When I started doing yoga at the beginning of last year, it was on an emotional and mental search for healing. It led to me primarily practice yin yoga, almost daily, with a few vinyasa classes each week in between. Yin yoga was very settling and peaceful for my anxious mind, and to be perfectly honest, it felt nice to be ‘good’ at something, which was likely due to my natural flexibility. Months later, the side-effects of my hypermobility became evident.
Even though I was practicing yoga daily, my joints were stiff and overstressed, and I began to experience what was later diagnosed as impingements in my left hip and shoulder. Personally, my hypermobility is dominant through my lumbar (lower) spine, elbows, and my right side-body in my shoulder and hip. Because my left hip and shoulder felt ‘stuck’, I would go deeper into yin postures trying to find the same flexibility that came easily to me on my right.
While many people only experience the extra flexibility, hypermobility syndrome is a spectrum, so symptoms can range extensively. Some other issues which I hadn’t realized were connected to hypermobility were lack of temperature control, sleep issues (autonomic nervous system disorder), and lack of balance or proprioception (awareness of one’s own body in space).
Since I originally loved the flexibility side of the practice, I initially found it difficult to ‘pull back’ and became quite defensive when a teacher would make adjustments to bring me out of the pose. It was also much easier for me to go into a backbend in warriors or hyperextend my elbows in high plank than to actively engage the muscles through my core and forearms. It was only during my teacher training when the dangers of my hypermobility were highlighted to me by both the training facilitators and my (now) physiotherapist who completed the training with me. Once I became aware of the stress I was putting on to my body, I realised the importance of taking care of my body in the long run, rather than allowing myself to be lazy, protect my ego, and make excuses during my practise in the short-term.
Since this, I have continued to learn from injuries and had to make adjustments to find balance in my own practice Most recently, nerve entrapment in my wrists (similar to carpal tunnel, due to nerve inflammation) caused me to think outside of the box and incorporate ways to reduce pressure in my hands and wrists such as putting blocks under hands in down dog. Through this, I unintentionally discovered a way around my elbow hyperextension, and the forearm modifications greatly enhanced my shoulder strength and stability so much that I now incorporate some of these poses into every class I teach.

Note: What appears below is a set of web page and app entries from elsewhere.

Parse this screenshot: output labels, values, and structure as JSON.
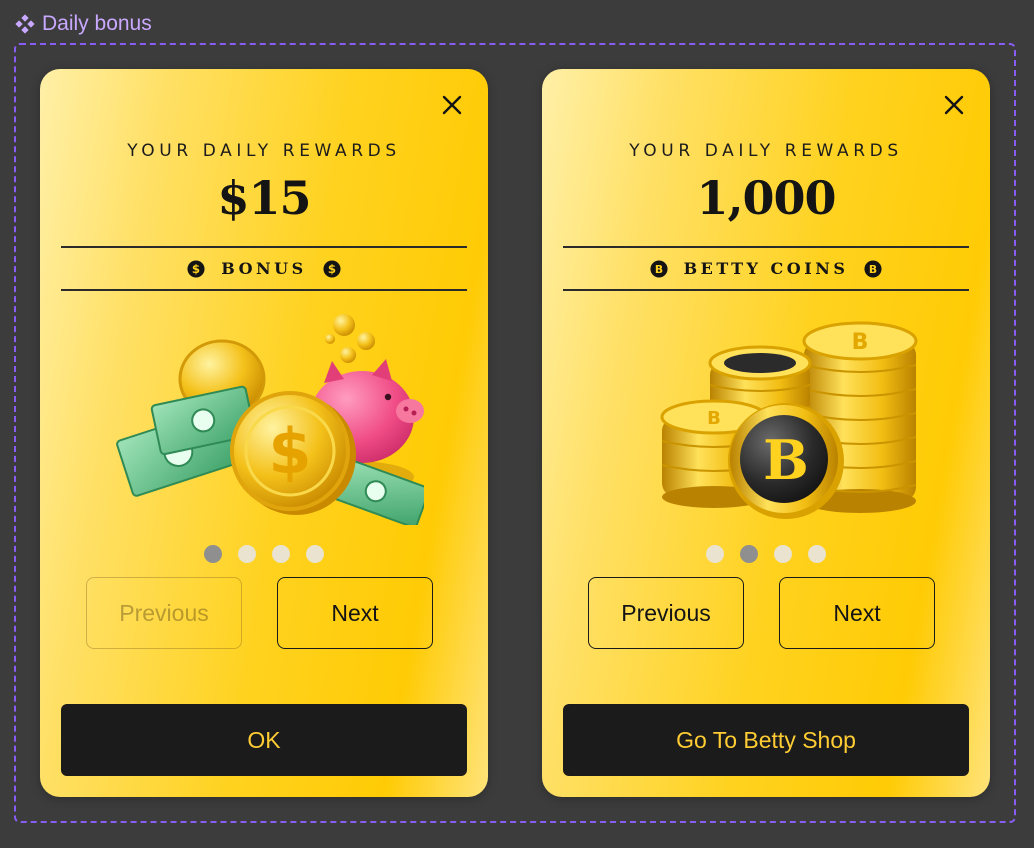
{
  "frame": {
    "title": "Daily bonus"
  },
  "cards": [
    {
      "eyebrow": "YOUR DAILY REWARDS",
      "amount": "$15",
      "currency_label": "BONUS",
      "currency_icon": "dollar-coin-icon",
      "illustration": "piggy-bank-coins-cash-illustration",
      "pagination": {
        "total": 4,
        "active": 1
      },
      "previous_label": "Previous",
      "previous_enabled": false,
      "next_label": "Next",
      "cta_label": "OK"
    },
    {
      "eyebrow": "YOUR DAILY REWARDS",
      "amount": "1,000",
      "currency_label": "BETTY COINS",
      "currency_icon": "betty-coin-icon",
      "illustration": "betty-coin-stacks-illustration",
      "pagination": {
        "total": 4,
        "active": 2
      },
      "previous_label": "Previous",
      "previous_enabled": true,
      "next_label": "Next",
      "cta_label": "Go To Betty Shop"
    }
  ],
  "colors": {
    "canvas": "#3c3c3c",
    "frame_accent": "#8a5cf6",
    "card_gold": "#ffd21f",
    "cta_background": "#1b1b1b",
    "cta_text": "#ffcc33",
    "dot_active": "#8f8f8f",
    "dot_inactive": "#e9e3cf"
  }
}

For those with hypermobility of any degree, it is important to learn your functional (controlled) range and focus on strengthening the surrounding muscles. My yoga practice is now supplemented by mobility exercises (strength in range), and most recently reformer Pilates.

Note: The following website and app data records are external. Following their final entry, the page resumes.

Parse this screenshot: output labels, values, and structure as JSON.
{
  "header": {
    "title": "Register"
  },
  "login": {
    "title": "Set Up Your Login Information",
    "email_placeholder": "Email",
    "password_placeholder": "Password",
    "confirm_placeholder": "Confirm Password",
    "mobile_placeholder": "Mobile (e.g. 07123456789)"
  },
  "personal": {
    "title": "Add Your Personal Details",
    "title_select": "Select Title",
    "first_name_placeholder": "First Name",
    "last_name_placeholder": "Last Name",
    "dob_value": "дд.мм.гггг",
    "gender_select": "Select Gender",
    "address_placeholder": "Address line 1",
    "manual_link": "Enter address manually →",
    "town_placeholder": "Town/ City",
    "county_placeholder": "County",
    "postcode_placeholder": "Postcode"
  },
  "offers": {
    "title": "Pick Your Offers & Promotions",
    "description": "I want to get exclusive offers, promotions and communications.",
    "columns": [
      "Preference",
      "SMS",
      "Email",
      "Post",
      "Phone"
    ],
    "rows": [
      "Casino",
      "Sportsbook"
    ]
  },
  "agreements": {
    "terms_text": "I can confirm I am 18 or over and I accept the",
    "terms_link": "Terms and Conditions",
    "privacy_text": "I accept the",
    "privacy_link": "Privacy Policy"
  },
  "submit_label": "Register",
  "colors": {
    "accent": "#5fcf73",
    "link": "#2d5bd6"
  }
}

The great thing is, once you understand the physical cause, there are so many ways to make your yoga practice enjoyable. My now re-discovered yin practice has been saved by modifications with props and variations of poses, focusing on removing pressure from nerves and joints. These changes have assisted in my healing process while promoting my emotional wellbeing.
Safe alignment tips
Yoga works on the body beyond the physical feeling of a deep stretch.